MATERIALS PROVIDED:
◇ ◇ ◇

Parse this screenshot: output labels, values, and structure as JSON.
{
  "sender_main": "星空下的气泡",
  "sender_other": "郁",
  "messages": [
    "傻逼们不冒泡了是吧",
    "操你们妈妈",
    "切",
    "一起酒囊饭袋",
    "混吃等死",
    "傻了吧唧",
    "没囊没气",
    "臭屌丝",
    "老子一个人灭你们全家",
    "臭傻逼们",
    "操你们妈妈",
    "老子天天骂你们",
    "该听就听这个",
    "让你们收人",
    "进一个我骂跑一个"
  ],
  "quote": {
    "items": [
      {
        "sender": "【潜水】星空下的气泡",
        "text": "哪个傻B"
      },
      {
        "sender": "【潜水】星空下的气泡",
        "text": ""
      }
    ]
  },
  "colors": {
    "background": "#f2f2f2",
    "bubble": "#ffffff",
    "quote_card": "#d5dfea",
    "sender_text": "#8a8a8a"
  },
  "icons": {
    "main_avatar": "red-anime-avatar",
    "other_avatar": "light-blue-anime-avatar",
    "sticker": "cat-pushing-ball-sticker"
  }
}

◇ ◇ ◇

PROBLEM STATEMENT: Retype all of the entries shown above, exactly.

EXERCISE RESPONSE:
Parse this screenshot: output labels, values, and structure as JSON.
{
  "sender_main": "星空下的气泡",
  "sender_other": "郁",
  "messages": [
    "傻逼们不冒泡了是吧",
    "操你们妈妈",
    "切",
    "一起酒囊饭袋",
    "混吃等死",
    "傻了吧唧",
    "没囊没气",
    "臭屌丝",
    "老子一个人灭你们全家",
    "臭傻逼们",
    "操你们妈妈",
    "老子天天骂你们",
    "该听就听这个",
    "让你们收人",
    "进一个我骂跑一个"
  ],
  "quote": {
    "items": [
      {
        "sender": "【潜水】星空下的气泡",
        "text": "哪个傻B"
      },
      {
        "sender": "【潜水】星空下的气泡",
        "text": ""
      }
    ]
  },
  "colors": {
    "background": "#f2f2f2",
    "bubble": "#ffffff",
    "quote_card": "#d5dfea",
    "sender_text": "#8a8a8a"
  },
  "icons": {
    "main_avatar": "red-anime-avatar",
    "other_avatar": "light-blue-anime-avatar",
    "sticker": "cat-pushing-ball-sticker"
  }
}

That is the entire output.